Chime is gaining attention and users and may be worth looking into as an alternative to a prepaid card or a building block to help you transition to a bank.
Do I need a bank account to get a prepaid debit card?
Nope! While you can have a bank account in addition to your prepaid card, the whole point of a reloadable prepaid card is that it does not require a bank account
Where can I use a prepaid debit card?
You can use your prepaid debit card just like a regular debit card, wherever your card provider (Visa, Mastercard, American Express) is accepted
Can I boost my credit score by using a prepaid debit card?
Unfortunately, no. You can only earn credit by getting loans or lines of credit that report your payments and spending to one of the three major credit bureaus. However, a prepaid debit card may indirectly help you improve your credit by boosting your overall financial health.
How We Came up With This List
When considering this list we surveyed which cards get the most attention and why. Ultimately though, we tried to encompass the features you would look for in a regular credit or debit card – rewards, convenience, and customer satisfaction. Additionally, we tried to include affiliates of banks or bigger financial institutions for several reasons: they have more resources backed by more money, they have bigger networks for reloading and withdrawing cash, and they may provide an easier transition if you do decide you want to make the leap to a traditional checking or savings account.
Bottom Line: Prepaid Debit Cards Are a Safe Option

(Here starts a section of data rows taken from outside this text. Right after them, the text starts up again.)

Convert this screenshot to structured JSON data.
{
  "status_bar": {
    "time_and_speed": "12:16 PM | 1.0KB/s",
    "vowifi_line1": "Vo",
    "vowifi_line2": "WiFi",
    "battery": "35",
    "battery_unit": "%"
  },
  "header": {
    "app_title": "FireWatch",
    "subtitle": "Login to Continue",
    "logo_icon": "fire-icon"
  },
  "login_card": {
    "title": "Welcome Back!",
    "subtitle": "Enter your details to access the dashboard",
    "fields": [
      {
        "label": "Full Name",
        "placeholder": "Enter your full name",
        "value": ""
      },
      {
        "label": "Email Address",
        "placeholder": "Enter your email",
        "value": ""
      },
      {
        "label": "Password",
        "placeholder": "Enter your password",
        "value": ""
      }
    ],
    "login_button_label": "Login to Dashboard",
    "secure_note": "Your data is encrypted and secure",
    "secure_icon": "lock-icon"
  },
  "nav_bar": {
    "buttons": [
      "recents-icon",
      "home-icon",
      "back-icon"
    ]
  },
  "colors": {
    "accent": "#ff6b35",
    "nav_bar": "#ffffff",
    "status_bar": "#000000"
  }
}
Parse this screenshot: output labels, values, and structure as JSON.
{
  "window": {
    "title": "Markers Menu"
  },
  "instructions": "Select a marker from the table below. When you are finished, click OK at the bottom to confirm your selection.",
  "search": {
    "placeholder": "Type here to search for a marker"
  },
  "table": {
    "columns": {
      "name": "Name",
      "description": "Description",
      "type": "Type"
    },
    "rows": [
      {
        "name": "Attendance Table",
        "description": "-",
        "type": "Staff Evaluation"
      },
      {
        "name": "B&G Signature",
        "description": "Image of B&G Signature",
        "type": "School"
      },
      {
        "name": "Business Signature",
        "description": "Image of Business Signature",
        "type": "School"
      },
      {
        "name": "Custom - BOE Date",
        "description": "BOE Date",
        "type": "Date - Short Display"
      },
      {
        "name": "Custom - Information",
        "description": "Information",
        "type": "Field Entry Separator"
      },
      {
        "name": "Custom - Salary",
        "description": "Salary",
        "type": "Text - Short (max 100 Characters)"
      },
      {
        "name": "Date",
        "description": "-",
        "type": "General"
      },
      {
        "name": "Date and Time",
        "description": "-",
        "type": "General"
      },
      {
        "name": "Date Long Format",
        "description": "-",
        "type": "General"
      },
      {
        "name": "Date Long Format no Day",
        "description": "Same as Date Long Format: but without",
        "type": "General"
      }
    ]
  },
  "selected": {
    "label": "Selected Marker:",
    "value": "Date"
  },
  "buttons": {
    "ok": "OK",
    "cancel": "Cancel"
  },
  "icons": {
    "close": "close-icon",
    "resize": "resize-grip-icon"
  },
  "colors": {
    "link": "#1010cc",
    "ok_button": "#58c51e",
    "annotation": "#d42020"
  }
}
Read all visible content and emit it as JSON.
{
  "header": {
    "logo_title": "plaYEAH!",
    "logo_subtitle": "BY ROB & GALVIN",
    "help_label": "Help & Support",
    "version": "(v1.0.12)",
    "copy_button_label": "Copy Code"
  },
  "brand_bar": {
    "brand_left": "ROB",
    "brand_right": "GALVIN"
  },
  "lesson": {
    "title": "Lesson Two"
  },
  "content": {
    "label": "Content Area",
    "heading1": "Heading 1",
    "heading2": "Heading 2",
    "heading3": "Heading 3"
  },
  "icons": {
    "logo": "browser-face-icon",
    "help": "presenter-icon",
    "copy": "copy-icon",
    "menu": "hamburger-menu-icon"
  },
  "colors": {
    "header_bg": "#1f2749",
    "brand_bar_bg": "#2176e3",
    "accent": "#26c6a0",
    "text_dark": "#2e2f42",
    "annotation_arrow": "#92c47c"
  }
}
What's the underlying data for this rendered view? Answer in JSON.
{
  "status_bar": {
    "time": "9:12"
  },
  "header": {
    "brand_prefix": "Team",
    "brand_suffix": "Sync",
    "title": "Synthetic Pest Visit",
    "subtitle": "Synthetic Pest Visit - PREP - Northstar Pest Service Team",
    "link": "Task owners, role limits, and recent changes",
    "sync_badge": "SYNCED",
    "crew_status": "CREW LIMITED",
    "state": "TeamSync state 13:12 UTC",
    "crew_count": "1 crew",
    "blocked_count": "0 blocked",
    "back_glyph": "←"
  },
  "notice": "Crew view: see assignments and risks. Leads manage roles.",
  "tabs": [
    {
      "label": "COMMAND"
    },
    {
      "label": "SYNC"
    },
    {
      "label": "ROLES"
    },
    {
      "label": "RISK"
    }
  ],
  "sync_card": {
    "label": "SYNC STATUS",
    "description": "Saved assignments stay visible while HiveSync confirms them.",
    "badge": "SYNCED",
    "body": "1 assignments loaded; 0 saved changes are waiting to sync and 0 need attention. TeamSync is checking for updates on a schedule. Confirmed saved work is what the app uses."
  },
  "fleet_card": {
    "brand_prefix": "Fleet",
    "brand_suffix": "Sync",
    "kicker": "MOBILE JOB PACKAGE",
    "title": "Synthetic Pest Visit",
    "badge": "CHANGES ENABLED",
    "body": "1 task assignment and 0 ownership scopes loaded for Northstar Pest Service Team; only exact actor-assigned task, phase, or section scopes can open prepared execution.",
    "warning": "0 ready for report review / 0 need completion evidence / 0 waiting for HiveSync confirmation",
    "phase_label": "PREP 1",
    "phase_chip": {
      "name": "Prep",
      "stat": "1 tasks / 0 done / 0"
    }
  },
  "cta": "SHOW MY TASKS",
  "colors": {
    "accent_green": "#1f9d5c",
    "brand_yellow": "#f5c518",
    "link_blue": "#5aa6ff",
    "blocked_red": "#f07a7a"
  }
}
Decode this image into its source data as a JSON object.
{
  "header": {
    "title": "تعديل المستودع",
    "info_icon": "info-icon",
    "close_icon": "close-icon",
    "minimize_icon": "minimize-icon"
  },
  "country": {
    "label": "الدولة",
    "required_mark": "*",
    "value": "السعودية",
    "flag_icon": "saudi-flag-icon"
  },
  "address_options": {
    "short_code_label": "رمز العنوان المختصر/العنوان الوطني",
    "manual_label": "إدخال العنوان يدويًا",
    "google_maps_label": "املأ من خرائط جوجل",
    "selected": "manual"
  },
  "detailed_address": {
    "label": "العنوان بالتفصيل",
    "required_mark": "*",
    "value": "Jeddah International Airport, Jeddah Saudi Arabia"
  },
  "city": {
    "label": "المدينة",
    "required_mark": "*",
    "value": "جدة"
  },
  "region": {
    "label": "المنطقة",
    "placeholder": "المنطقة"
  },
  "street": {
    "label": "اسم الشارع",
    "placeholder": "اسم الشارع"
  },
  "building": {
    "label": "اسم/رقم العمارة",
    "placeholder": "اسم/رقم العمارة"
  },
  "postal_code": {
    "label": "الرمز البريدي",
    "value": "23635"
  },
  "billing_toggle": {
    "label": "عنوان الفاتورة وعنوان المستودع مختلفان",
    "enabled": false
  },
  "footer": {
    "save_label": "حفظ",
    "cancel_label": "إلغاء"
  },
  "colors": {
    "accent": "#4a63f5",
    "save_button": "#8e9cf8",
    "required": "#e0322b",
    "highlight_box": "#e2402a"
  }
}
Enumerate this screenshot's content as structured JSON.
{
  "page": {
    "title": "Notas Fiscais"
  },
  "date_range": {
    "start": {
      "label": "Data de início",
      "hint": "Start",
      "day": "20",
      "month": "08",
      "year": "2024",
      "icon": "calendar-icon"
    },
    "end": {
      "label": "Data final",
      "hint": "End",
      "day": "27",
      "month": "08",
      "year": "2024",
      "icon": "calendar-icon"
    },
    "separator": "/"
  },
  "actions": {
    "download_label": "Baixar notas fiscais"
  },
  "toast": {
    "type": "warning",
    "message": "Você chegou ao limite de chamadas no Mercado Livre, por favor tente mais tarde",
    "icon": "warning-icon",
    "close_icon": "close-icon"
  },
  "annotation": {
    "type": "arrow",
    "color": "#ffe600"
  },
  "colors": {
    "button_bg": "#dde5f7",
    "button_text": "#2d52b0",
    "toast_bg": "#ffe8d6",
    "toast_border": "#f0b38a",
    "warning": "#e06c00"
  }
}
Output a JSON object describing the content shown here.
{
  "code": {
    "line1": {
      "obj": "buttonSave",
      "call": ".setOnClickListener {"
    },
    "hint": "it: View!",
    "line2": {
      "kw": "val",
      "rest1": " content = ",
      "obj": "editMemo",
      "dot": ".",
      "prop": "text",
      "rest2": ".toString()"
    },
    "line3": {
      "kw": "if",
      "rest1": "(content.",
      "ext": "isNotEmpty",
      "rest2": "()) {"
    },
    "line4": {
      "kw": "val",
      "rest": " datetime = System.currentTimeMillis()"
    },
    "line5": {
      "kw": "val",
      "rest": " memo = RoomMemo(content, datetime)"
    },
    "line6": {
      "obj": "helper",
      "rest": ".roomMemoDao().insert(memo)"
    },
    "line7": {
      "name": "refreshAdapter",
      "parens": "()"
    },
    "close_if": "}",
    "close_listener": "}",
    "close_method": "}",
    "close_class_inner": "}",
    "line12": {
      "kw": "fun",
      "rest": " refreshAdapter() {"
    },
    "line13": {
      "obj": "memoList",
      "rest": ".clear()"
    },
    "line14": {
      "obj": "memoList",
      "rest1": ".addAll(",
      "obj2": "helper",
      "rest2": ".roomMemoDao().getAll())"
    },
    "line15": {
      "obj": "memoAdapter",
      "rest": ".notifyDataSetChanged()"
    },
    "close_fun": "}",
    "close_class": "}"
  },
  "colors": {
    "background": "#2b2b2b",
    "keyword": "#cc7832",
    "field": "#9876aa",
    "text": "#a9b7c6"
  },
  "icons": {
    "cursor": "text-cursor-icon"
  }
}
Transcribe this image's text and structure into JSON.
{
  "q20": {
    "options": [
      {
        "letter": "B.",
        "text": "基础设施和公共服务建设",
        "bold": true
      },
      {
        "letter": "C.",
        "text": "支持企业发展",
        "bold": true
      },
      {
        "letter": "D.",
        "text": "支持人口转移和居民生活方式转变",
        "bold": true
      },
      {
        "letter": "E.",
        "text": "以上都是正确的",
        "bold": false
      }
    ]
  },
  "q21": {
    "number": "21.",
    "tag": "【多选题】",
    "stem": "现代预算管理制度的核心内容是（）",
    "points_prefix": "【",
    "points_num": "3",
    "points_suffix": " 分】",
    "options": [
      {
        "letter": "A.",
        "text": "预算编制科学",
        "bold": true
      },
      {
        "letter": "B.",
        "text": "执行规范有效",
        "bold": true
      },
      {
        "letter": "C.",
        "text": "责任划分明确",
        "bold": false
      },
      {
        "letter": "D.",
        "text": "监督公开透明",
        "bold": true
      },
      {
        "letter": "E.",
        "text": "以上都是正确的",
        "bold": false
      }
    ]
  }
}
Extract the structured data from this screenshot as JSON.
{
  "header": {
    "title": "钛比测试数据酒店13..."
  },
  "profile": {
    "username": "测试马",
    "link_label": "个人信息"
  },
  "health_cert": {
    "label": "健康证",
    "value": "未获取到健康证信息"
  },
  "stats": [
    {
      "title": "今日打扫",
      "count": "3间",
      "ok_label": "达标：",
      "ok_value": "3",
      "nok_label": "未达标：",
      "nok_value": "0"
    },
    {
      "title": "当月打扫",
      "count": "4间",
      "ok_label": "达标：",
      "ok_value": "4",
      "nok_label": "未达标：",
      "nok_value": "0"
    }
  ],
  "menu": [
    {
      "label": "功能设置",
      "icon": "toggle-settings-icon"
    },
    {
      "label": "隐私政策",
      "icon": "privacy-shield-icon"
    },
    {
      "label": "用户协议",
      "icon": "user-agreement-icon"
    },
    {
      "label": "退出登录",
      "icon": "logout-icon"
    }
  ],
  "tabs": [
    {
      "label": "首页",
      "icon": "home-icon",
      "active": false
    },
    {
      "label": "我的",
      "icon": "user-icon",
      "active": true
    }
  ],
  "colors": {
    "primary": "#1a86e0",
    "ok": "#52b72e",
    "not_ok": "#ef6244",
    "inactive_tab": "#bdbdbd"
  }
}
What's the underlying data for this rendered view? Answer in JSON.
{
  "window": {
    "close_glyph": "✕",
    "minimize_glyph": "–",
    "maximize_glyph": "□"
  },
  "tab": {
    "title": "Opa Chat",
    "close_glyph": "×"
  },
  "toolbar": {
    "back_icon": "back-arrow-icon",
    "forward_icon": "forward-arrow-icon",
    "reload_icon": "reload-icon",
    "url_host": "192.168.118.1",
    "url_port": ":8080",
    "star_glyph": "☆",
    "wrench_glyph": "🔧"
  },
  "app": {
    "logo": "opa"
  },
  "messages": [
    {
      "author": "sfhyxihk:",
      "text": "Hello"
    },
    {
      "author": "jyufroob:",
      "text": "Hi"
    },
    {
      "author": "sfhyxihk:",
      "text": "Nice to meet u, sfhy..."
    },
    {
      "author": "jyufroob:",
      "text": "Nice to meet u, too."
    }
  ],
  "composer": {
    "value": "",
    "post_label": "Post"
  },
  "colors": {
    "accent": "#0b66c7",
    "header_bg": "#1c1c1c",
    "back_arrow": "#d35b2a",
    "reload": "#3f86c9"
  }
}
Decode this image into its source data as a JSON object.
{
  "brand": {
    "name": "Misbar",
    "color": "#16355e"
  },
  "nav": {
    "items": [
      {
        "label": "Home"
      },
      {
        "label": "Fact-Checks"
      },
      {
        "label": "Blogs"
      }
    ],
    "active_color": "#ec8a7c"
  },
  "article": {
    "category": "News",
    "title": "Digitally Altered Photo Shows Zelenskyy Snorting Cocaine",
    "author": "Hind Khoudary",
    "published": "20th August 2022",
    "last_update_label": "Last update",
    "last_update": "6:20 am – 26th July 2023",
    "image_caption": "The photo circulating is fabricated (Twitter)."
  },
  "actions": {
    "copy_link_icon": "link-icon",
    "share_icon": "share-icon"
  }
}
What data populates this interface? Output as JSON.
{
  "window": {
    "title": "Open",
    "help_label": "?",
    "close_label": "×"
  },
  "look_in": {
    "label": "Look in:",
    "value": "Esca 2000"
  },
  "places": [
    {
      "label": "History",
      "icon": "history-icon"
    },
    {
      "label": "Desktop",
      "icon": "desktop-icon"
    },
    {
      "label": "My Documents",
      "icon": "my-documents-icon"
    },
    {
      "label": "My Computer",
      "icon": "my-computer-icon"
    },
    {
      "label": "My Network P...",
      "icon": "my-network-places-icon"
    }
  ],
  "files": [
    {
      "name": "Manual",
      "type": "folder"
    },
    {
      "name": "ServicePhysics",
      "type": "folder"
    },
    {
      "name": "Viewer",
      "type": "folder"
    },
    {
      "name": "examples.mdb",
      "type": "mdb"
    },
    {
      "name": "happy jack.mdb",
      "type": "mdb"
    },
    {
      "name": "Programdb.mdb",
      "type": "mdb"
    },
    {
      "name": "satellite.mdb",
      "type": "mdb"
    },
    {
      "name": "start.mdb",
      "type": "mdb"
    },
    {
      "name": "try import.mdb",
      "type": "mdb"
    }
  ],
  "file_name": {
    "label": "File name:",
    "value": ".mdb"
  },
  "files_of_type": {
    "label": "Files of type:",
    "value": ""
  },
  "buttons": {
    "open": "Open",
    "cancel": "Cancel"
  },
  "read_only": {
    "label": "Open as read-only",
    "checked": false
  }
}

Generally, prepaid debit cards are a safe option for spending and managing money. When it comes to selecting the best option for you, consider things like convenience, how you get paid, how often you get paid, and where you are located in relation to the branches you need access to. It is also worth noting that while they won’t hurt you financially, prepaid debit cards don’t necessarily help you grow your finances. If you are starting out with, or have been using a prepaid debit card, you may want to consider opening a bank account if it’s plausible for you. A traditional checking and savings account can help you manage and grow your money and put it away for large asset purchases. They can even help you gain access to loans and credit cards that will help you build credit and boost your financial freedom even further.